October 11, 2016
Aerial yoga looks intimidating. Thoughts immediately go to Cirque du Soleil maneuvers. Excuses are made that yoga on the ground needs to be fully mastered before yoga in mid-air can be attempted.
Hanging upside down from a silk sling sounded like a cool idea, but I wasn't planning on trying it anytime soon. Then my editor found out about it and immediately sent me off to Amrita Yoga & Wellness in Fishtown (1204 Frankford Ave.), so I could write about it and/or hurt myself.
The studio, which has been around for about six years, is inviting. Each design decision was made with earth, water, air and fire in mind: Lots of wood, a softly gurgling waterfall and muted shades of brown and blue.
Aerial yoga was one of the first classes established when it opened in 2010, enabled by its high ceiling beams.
The soothing spa-like layout must have been working, or maybe having recently completed my first half marathon had gone to my head and I was still on an adrenaline rush, but gripping the white silk sling, I was more excited than nervous.
Stacia Nero, yoga instructor at Amrita leading my one-on-one session, explained that aerial yoga's counter-gravity works to decompress the spine, release muscle tension and enhance blood circulation. The fabric acts as a tool for balance, posture, alignment and to deepen stretches.
Since I had never tried aerial yoga before, the silk would potentially feel irritating on my skin as I pushed against it but the next day I would wake with the sensation I had gotten a deep tissue massage. With that payoff in mind, I was completely onboard.

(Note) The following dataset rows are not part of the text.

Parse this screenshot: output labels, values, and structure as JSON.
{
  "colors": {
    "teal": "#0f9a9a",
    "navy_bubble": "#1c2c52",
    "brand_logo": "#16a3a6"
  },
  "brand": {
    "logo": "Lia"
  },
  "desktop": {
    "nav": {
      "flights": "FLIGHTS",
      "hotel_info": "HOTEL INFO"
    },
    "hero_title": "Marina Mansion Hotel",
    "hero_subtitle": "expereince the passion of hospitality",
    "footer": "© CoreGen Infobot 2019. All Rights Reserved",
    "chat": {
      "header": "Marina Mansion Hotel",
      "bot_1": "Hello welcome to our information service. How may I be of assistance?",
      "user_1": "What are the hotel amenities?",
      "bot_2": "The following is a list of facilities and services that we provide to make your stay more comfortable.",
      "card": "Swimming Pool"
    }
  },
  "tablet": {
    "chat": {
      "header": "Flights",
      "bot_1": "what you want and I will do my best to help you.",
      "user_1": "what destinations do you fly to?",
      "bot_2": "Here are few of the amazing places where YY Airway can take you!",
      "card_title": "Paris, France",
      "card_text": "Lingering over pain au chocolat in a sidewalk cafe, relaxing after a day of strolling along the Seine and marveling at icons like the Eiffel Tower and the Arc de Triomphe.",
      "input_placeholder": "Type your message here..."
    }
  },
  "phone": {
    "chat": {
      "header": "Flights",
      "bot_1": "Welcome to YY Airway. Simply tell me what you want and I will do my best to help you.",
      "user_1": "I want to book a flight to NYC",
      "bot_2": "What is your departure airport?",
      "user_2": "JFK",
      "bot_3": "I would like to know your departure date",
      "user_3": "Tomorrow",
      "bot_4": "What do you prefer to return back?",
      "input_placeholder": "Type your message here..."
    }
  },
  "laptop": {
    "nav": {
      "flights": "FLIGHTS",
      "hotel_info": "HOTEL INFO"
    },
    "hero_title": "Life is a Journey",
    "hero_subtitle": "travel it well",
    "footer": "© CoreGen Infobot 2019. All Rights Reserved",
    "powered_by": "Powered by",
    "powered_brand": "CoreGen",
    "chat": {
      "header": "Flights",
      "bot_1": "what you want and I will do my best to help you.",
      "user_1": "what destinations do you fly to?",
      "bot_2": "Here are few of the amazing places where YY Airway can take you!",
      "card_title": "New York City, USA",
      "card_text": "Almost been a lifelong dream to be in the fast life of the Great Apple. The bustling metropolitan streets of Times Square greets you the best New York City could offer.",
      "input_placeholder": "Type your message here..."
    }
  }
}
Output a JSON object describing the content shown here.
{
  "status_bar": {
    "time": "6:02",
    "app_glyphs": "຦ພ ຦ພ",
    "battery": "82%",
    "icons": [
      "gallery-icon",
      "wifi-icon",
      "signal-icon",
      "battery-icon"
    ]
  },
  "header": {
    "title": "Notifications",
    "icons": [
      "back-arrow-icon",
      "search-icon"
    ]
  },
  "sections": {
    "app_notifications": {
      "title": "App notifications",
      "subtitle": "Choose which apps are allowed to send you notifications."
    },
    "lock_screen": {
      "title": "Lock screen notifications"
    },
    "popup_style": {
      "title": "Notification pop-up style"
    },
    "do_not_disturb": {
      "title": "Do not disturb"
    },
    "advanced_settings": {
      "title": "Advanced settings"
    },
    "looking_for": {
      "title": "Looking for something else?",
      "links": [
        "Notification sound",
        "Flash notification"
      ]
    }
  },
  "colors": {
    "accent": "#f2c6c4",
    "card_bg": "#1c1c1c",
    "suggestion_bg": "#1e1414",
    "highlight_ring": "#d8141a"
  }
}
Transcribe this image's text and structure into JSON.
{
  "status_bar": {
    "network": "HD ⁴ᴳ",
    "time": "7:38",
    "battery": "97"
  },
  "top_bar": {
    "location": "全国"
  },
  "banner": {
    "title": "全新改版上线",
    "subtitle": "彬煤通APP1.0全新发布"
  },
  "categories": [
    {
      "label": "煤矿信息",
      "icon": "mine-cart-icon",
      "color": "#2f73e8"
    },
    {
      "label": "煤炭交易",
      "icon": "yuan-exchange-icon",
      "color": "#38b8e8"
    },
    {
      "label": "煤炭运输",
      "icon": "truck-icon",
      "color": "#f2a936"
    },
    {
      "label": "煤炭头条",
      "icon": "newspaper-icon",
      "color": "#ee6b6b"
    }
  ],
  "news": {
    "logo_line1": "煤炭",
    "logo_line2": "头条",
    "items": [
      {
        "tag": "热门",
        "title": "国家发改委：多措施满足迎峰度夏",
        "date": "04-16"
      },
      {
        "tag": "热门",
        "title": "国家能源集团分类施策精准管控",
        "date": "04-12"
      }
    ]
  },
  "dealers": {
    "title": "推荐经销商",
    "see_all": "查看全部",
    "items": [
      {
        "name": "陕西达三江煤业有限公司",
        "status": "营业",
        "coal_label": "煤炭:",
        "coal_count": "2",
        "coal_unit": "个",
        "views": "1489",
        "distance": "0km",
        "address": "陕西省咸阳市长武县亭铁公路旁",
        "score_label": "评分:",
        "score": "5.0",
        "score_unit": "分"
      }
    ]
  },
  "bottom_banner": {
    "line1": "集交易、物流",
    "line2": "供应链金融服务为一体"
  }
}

Amrita uses single point slings, meaning both ends of the fabric are connected at the same hook on the ceiling instead of two separate points, making it possible to spin around.
Nero started off our session with a few deep stretching poses, using the ground and the sling. I leaned into the fabric so it was behind my upper back and tucked under my armpits. My first thought: "Yeah, this fabric does not feel soft." It did feel strong, though, and completely capable of holding me up, which was reassuring.
Next was Downward Dog, with the fabric in front of my hips to help stabilize and extend my stretch. Seemed simple enough, but this was the point when I started to get worried. Whatever anxiety I had suppressed initially was now flooding over me.
For as long as I can remember, I've had horribly tight hamstrings. Blame it on competitive running since grade school or blame it on an unwillingness to do the necessary stretches each day, but I've just accepted it.
Keeping my heels flat on the ground, with my legs straight, felt almost impossible. If I couldn't do the one yoga pose everyone knows by name, then how would I ever get my non-flexible body into one of the upside down positions?
Nero must have seen the panic in my eyes because she was quick to note that aerial yoga is actually amazing for runners. Constantly pounding the pavement puts a ton of pressure on the body; aerial yoga takes that pressure off.
We worked through a few more poses, so I could get used to the sling, before she showed me step-by-step how to move into an inversion. By then, I was definitely sweating.
Here's the thing about flipping into an inverted pose: You have to completely trust that you're not going to fall straight down on your head. If your body is positioned correctly in the silk then you'll dangle with your head a foot or so above the floor.
Allowing yourself to fall forward is scary. Then, when you're hanging there or possibly spinning around upside down, you will become disoriented. For first-timers, the rush of blood to the head can be nauseating.
I don't have the strength built up yet to master a handstand pose on the ground, but there I was hanging in an inverted star position, ready to shift into the next pose. What many don't realize is that the support of the silk sling helps with some of the more challenging moves.
After that first flip forward, aerial yoga became less intimidating. With the help of a patient instructor, even a newbie can work into an inversion. Once you're upside down, it is both relaxing and liberating hanging there.
That doesn't mean aerial yoga isn't challenging, though. Leg muscles, arm muscles, core muscles will all be engaged over the course of the class. The fabric eases tension and stabilizes, but it can't do all the work.
To get the most out of your workout, you'll need to push against the fabric at times, keep your core tight and deeply stretch.
At the end of the class, I got to lay in my silk cocoon, sway gently and relax in Savasana, the final pose. I felt lighter, taller and incredibly happy.
Hardly out the studio door and I was already raving about the experience, sending group texts with too many exclamation points. Post-workout endorphins were definitely on high.
None of my friends were onboard to sign up for classes with me, which was expected (I would have said the same thing before the "We tried it" assignment) but still disappointing.
There seems to be a widespread misconception that aerial yoga is for gymnasts, even though the workout doesn't require any more acrobatic ability than a regular yoga class.
It looks strange to hang from a strip of silk, but it's doable.
Amrita Yoga & Wellness offers a full schedule of yoga classes. Those who wish to participate in aerial yoga are asked to take two foundation classes, before attending regularly scheduled aerial yoga. The foundation classes go over the basics to give participants the confidence to attend class regularly.